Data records
"""

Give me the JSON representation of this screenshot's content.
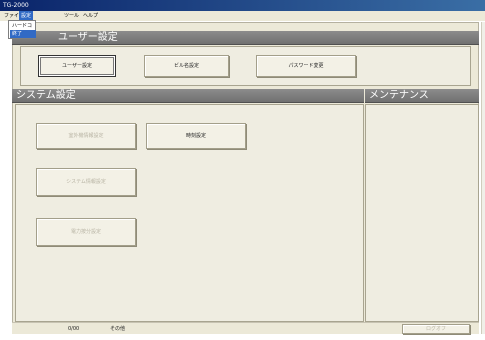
{
  "window": {
    "title": "TG-2000"
  },
  "menu": {
    "items": [
      "ファイル",
      "設定",
      "ツール",
      "ヘルプ"
    ],
    "active_index": 1,
    "dropdown": {
      "items": [
        "ハードコピー",
        "終了"
      ],
      "selected_index": 1
    }
  },
  "user_settings": {
    "header": "ユーザー設定",
    "buttons": {
      "user": "ユーザー設定",
      "building": "ビル名設定",
      "password": "パスワード変更"
    }
  },
  "system_settings": {
    "header": "システム設定",
    "buttons": {
      "outdoor_unit": "室外機情報設定",
      "time": "時刻設定",
      "system_info": "システム情報設定",
      "power_distribution": "電力按分設定"
    }
  },
  "maintenance": {
    "header": "メンテナンス"
  },
  "status": {
    "left": "0/00",
    "middle": "その他",
    "right": "ログオフ"
  },
  "colors": {
    "title_bar": "#0a246a",
    "menu_highlight": "#316ac5",
    "section_header": "#7a7a7a",
    "panel_bg": "#efede1"
  }
}
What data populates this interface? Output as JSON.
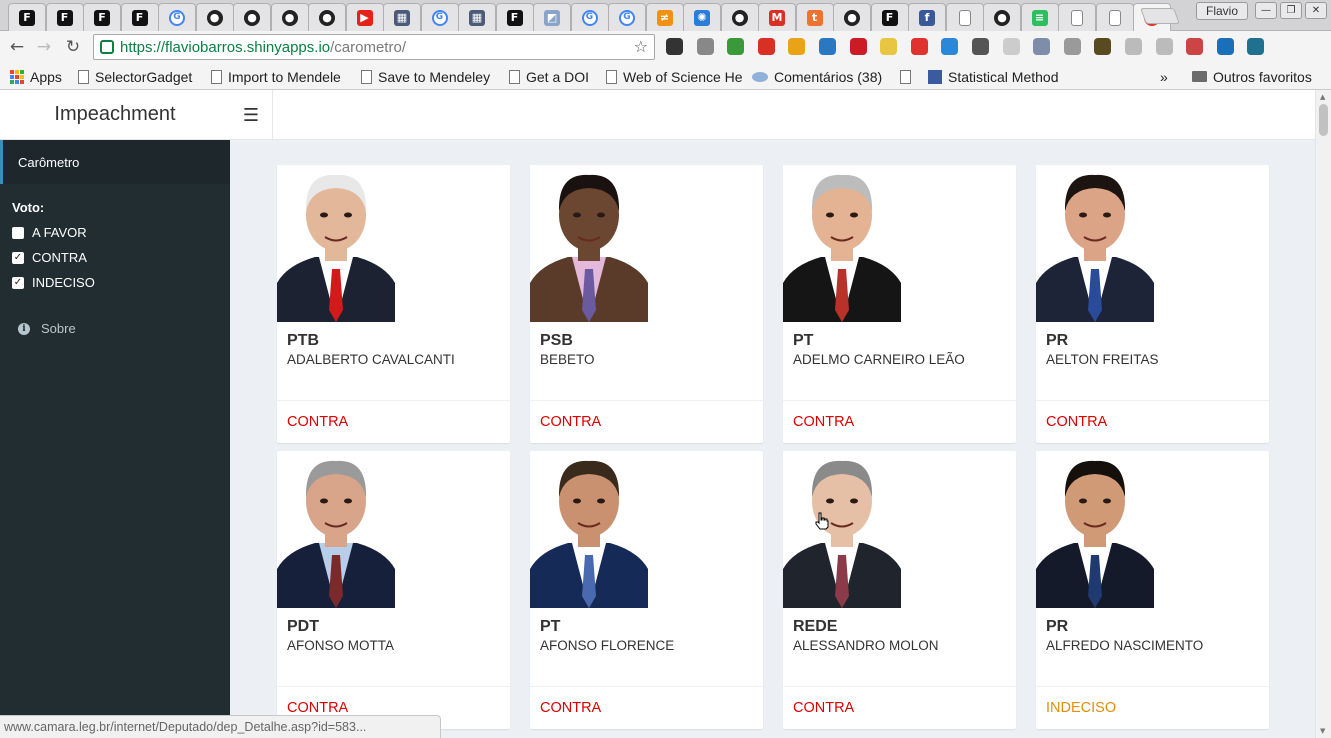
{
  "browser": {
    "tabs": [
      {
        "icon": "f-icon",
        "color": "#111111",
        "glyph": "F"
      },
      {
        "icon": "f-icon",
        "color": "#111111",
        "glyph": "F"
      },
      {
        "icon": "f-icon",
        "color": "#111111",
        "glyph": "F"
      },
      {
        "icon": "f-icon",
        "color": "#111111",
        "glyph": "F"
      },
      {
        "icon": "google-icon",
        "color": "#4285f4",
        "glyph": "G"
      },
      {
        "icon": "github-icon",
        "color": "#222222",
        "glyph": "●"
      },
      {
        "icon": "github-icon",
        "color": "#222222",
        "glyph": "●"
      },
      {
        "icon": "github-icon",
        "color": "#222222",
        "glyph": "●"
      },
      {
        "icon": "github-icon",
        "color": "#222222",
        "glyph": "●"
      },
      {
        "icon": "youtube-icon",
        "color": "#e62117",
        "glyph": "▶"
      },
      {
        "icon": "doc-grid-icon",
        "color": "#4a5a78",
        "glyph": "▦"
      },
      {
        "icon": "google-icon",
        "color": "#4285f4",
        "glyph": "G"
      },
      {
        "icon": "doc-grid-icon",
        "color": "#4a5a78",
        "glyph": "▦"
      },
      {
        "icon": "f-icon",
        "color": "#111111",
        "glyph": "F"
      },
      {
        "icon": "image-icon",
        "color": "#8aa3c9",
        "glyph": "◩"
      },
      {
        "icon": "google-icon",
        "color": "#4285f4",
        "glyph": "G"
      },
      {
        "icon": "google-icon",
        "color": "#4285f4",
        "glyph": "G"
      },
      {
        "icon": "feather-icon",
        "color": "#f29111",
        "glyph": "≠"
      },
      {
        "icon": "gear-ring-icon",
        "color": "#2a7ed8",
        "glyph": "✺"
      },
      {
        "icon": "github-icon",
        "color": "#222222",
        "glyph": "●"
      },
      {
        "icon": "gmail-icon",
        "color": "#d93025",
        "glyph": "M"
      },
      {
        "icon": "tumblr-icon",
        "color": "#f0722c",
        "glyph": "t"
      },
      {
        "icon": "github-icon",
        "color": "#222222",
        "glyph": "●"
      },
      {
        "icon": "f-icon",
        "color": "#111111",
        "glyph": "F"
      },
      {
        "icon": "facebook-icon",
        "color": "#3b5998",
        "glyph": "f"
      },
      {
        "icon": "blank-page-icon",
        "color": "#ffffff",
        "glyph": ""
      },
      {
        "icon": "github-icon",
        "color": "#222222",
        "glyph": "●"
      },
      {
        "icon": "evernote-icon",
        "color": "#2dbe60",
        "glyph": "≡"
      },
      {
        "icon": "blank-page-icon",
        "color": "#ffffff",
        "glyph": ""
      },
      {
        "icon": "blank-page-icon",
        "color": "#ffffff",
        "glyph": ""
      },
      {
        "icon": "error-icon",
        "color": "#e0332e",
        "glyph": "✕",
        "active": true
      }
    ],
    "profile_name": "Flavio",
    "url_scheme": "https://",
    "url_host": "flaviobarros.shinyapps.io",
    "url_path": "/carometro/",
    "extensions": [
      {
        "name": "keep-icon",
        "color": "#333333"
      },
      {
        "name": "tag-icon",
        "color": "#888888"
      },
      {
        "name": "grammar-icon",
        "color": "#3a9a3a"
      },
      {
        "name": "gmail-ext-icon",
        "color": "#d93025"
      },
      {
        "name": "sun-ext-icon",
        "color": "#e8a317"
      },
      {
        "name": "bookmark-ext-icon",
        "color": "#2b78c2"
      },
      {
        "name": "opera-ext-icon",
        "color": "#cc1b24"
      },
      {
        "name": "notes-ext-icon",
        "color": "#e8c642"
      },
      {
        "name": "pocket-ext-icon",
        "color": "#e0332e"
      },
      {
        "name": "drop-ext-icon",
        "color": "#2a88d8"
      },
      {
        "name": "x-tools-icon",
        "color": "#555555"
      },
      {
        "name": "shield-ext-icon",
        "color": "#cccccc"
      },
      {
        "name": "cloud-ext-icon",
        "color": "#7e8ea8"
      },
      {
        "name": "r-ext-icon",
        "color": "#9a9a9a"
      },
      {
        "name": "camera-ext-icon",
        "color": "#5a4a20"
      },
      {
        "name": "page-ext-icon",
        "color": "#bbbbbb"
      },
      {
        "name": "circle-ext-icon",
        "color": "#bbbbbb"
      },
      {
        "name": "rainbow-ext-icon",
        "color": "#cc4444"
      },
      {
        "name": "o-ext-icon",
        "color": "#1a6fb8"
      },
      {
        "name": "screen-ext-icon",
        "color": "#207090"
      }
    ],
    "bookmarks": {
      "apps": "Apps",
      "items": [
        "SelectorGadget",
        "Import to Mendele",
        "Save to Mendeley",
        "Get a DOI",
        "Web of Science He",
        "Comentários (38)",
        "Statistical Method"
      ],
      "overflow": "»",
      "other_folder": "Outros favoritos"
    },
    "status_url": "www.camara.leg.br/internet/Deputado/dep_Detalhe.asp?id=583..."
  },
  "app": {
    "title": "Impeachment",
    "sidebar": {
      "active_item": "Carômetro",
      "filter_label": "Voto:",
      "options": [
        {
          "label": "A FAVOR",
          "checked": false
        },
        {
          "label": "CONTRA",
          "checked": true
        },
        {
          "label": "INDECISO",
          "checked": true
        }
      ],
      "about": "Sobre"
    },
    "vote_colors": {
      "CONTRA": "#dd0000",
      "INDECISO": "#e08e0b",
      "A FAVOR": "#00a65a"
    },
    "cards": [
      {
        "party": "PTB",
        "name": "ADALBERTO CAVALCANTI",
        "vote": "CONTRA"
      },
      {
        "party": "PSB",
        "name": "BEBETO",
        "vote": "CONTRA"
      },
      {
        "party": "PT",
        "name": "ADELMO CARNEIRO LEÃO",
        "vote": "CONTRA"
      },
      {
        "party": "PR",
        "name": "AELTON FREITAS",
        "vote": "CONTRA"
      },
      {
        "party": "PDT",
        "name": "AFONSO MOTTA",
        "vote": "CONTRA"
      },
      {
        "party": "PT",
        "name": "AFONSO FLORENCE",
        "vote": "CONTRA"
      },
      {
        "party": "REDE",
        "name": "ALESSANDRO MOLON",
        "vote": "CONTRA"
      },
      {
        "party": "PR",
        "name": "ALFREDO NASCIMENTO",
        "vote": "INDECISO"
      }
    ]
  }
}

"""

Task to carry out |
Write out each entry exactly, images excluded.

Output of the task |
Give me the JSON representation of this screenshot's content.
{
  "window": {
    "title": "TG-2000"
  },
  "menu": {
    "items": [
      "ファイル",
      "設定",
      "ツール",
      "ヘルプ"
    ],
    "active_index": 1,
    "dropdown": {
      "items": [
        "ハードコピー",
        "終了"
      ],
      "selected_index": 1
    }
  },
  "user_settings": {
    "header": "ユーザー設定",
    "buttons": {
      "user": "ユーザー設定",
      "building": "ビル名設定",
      "password": "パスワード変更"
    }
  },
  "system_settings": {
    "header": "システム設定",
    "buttons": {
      "outdoor_unit": "室外機情報設定",
      "time": "時刻設定",
      "system_info": "システム情報設定",
      "power_distribution": "電力按分設定"
    }
  },
  "maintenance": {
    "header": "メンテナンス"
  },
  "status": {
    "left": "0/00",
    "middle": "その他",
    "right": "ログオフ"
  },
  "colors": {
    "title_bar": "#0a246a",
    "menu_highlight": "#316ac5",
    "section_header": "#7a7a7a",
    "panel_bg": "#efede1"
  }
}
What data populates this interface? Output as JSON.
{
  "browser": {
    "tabs": [
      {
        "icon": "f-icon",
        "color": "#111111",
        "glyph": "F"
      },
      {
        "icon": "f-icon",
        "color": "#111111",
        "glyph": "F"
      },
      {
        "icon": "f-icon",
        "color": "#111111",
        "glyph": "F"
      },
      {
        "icon": "f-icon",
        "color": "#111111",
        "glyph": "F"
      },
      {
        "icon": "google-icon",
        "color": "#4285f4",
        "glyph": "G"
      },
      {
        "icon": "github-icon",
        "color": "#222222",
        "glyph": "●"
      },
      {
        "icon": "github-icon",
        "color": "#222222",
        "glyph": "●"
      },
      {
        "icon": "github-icon",
        "color": "#222222",
        "glyph": "●"
      },
      {
        "icon": "github-icon",
        "color": "#222222",
        "glyph": "●"
      },
      {
        "icon": "youtube-icon",
        "color": "#e62117",
        "glyph": "▶"
      },
      {
        "icon": "doc-grid-icon",
        "color": "#4a5a78",
        "glyph": "▦"
      },
      {
        "icon": "google-icon",
        "color": "#4285f4",
        "glyph": "G"
      },
      {
        "icon": "doc-grid-icon",
        "color": "#4a5a78",
        "glyph": "▦"
      },
      {
        "icon": "f-icon",
        "color": "#111111",
        "glyph": "F"
      },
      {
        "icon": "image-icon",
        "color": "#8aa3c9",
        "glyph": "◩"
      },
      {
        "icon": "google-icon",
        "color": "#4285f4",
        "glyph": "G"
      },
      {
        "icon": "google-icon",
        "color": "#4285f4",
        "glyph": "G"
      },
      {
        "icon": "feather-icon",
        "color": "#f29111",
        "glyph": "≠"
      },
      {
        "icon": "gear-ring-icon",
        "color": "#2a7ed8",
        "glyph": "✺"
      },
      {
        "icon": "github-icon",
        "color": "#222222",
        "glyph": "●"
      },
      {
        "icon": "gmail-icon",
        "color": "#d93025",
        "glyph": "M"
      },
      {
        "icon": "tumblr-icon",
        "color": "#f0722c",
        "glyph": "t"
      },
      {
        "icon": "github-icon",
        "color": "#222222",
        "glyph": "●"
      },
      {
        "icon": "f-icon",
        "color": "#111111",
        "glyph": "F"
      },
      {
        "icon": "facebook-icon",
        "color": "#3b5998",
        "glyph": "f"
      },
      {
        "icon": "blank-page-icon",
        "color": "#ffffff",
        "glyph": ""
      },
      {
        "icon": "github-icon",
        "color": "#222222",
        "glyph": "●"
      },
      {
        "icon": "evernote-icon",
        "color": "#2dbe60",
        "glyph": "≡"
      },
      {
        "icon": "blank-page-icon",
        "color": "#ffffff",
        "glyph": ""
      },
      {
        "icon": "blank-page-icon",
        "color": "#ffffff",
        "glyph": ""
      },
      {
        "icon": "error-icon",
        "color": "#e0332e",
        "glyph": "✕",
        "active": true
      }
    ],
    "profile_name": "Flavio",
    "url_scheme": "https://",
    "url_host": "flaviobarros.shinyapps.io",
    "url_path": "/carometro/",
    "extensions": [
      {
        "name": "keep-icon",
        "color": "#333333"
      },
      {
        "name": "tag-icon",
        "color": "#888888"
      },
      {
        "name": "grammar-icon",
        "color": "#3a9a3a"
      },
      {
        "name": "gmail-ext-icon",
        "color": "#d93025"
      },
      {
        "name": "sun-ext-icon",
        "color": "#e8a317"
      },
      {
        "name": "bookmark-ext-icon",
        "color": "#2b78c2"
      },
      {
        "name": "opera-ext-icon",
        "color": "#cc1b24"
      },
      {
        "name": "notes-ext-icon",
        "color": "#e8c642"
      },
      {
        "name": "pocket-ext-icon",
        "color": "#e0332e"
      },
      {
        "name": "drop-ext-icon",
        "color": "#2a88d8"
      },
      {
        "name": "x-tools-icon",
        "color": "#555555"
      },
      {
        "name": "shield-ext-icon",
        "color": "#cccccc"
      },
      {
        "name": "cloud-ext-icon",
        "color": "#7e8ea8"
      },
      {
        "name": "r-ext-icon",
        "color": "#9a9a9a"
      },
      {
        "name": "camera-ext-icon",
        "color": "#5a4a20"
      },
      {
        "name": "page-ext-icon",
        "color": "#bbbbbb"
      },
      {
        "name": "circle-ext-icon",
        "color": "#bbbbbb"
      },
      {
        "name": "rainbow-ext-icon",
        "color": "#cc4444"
      },
      {
        "name": "o-ext-icon",
        "color": "#1a6fb8"
      },
      {
        "name": "screen-ext-icon",
        "color": "#207090"
      }
    ],
    "bookmarks": {
      "apps": "Apps",
      "items": [
        "SelectorGadget",
        "Import to Mendele",
        "Save to Mendeley",
        "Get a DOI",
        "Web of Science He",
        "Comentários (38)",
        "Statistical Method"
      ],
      "overflow": "»",
      "other_folder": "Outros favoritos"
    },
    "status_url": "www.camara.leg.br/internet/Deputado/dep_Detalhe.asp?id=583..."
  },
  "app": {
    "title": "Impeachment",
    "sidebar": {
      "active_item": "Carômetro",
      "filter_label": "Voto:",
      "options": [
        {
          "label": "A FAVOR",
          "checked": false
        },
        {
          "label": "CONTRA",
          "checked": true
        },
        {
          "label": "INDECISO",
          "checked": true
        }
      ],
      "about": "Sobre"
    },
    "vote_colors": {
      "CONTRA": "#dd0000",
      "INDECISO": "#e08e0b",
      "A FAVOR": "#00a65a"
    },
    "cards": [
      {
        "party": "PTB",
        "name": "ADALBERTO CAVALCANTI",
        "vote": "CONTRA"
      },
      {
        "party": "PSB",
        "name": "BEBETO",
        "vote": "CONTRA"
      },
      {
        "party": "PT",
        "name": "ADELMO CARNEIRO LEÃO",
        "vote": "CONTRA"
      },
      {
        "party": "PR",
        "name": "AELTON FREITAS",
        "vote": "CONTRA"
      },
      {
        "party": "PDT",
        "name": "AFONSO MOTTA",
        "vote": "CONTRA"
      },
      {
        "party": "PT",
        "name": "AFONSO FLORENCE",
        "vote": "CONTRA"
      },
      {
        "party": "REDE",
        "name": "ALESSANDRO MOLON",
        "vote": "CONTRA"
      },
      {
        "party": "PR",
        "name": "ALFREDO NASCIMENTO",
        "vote": "INDECISO"
      }
    ]
  }
}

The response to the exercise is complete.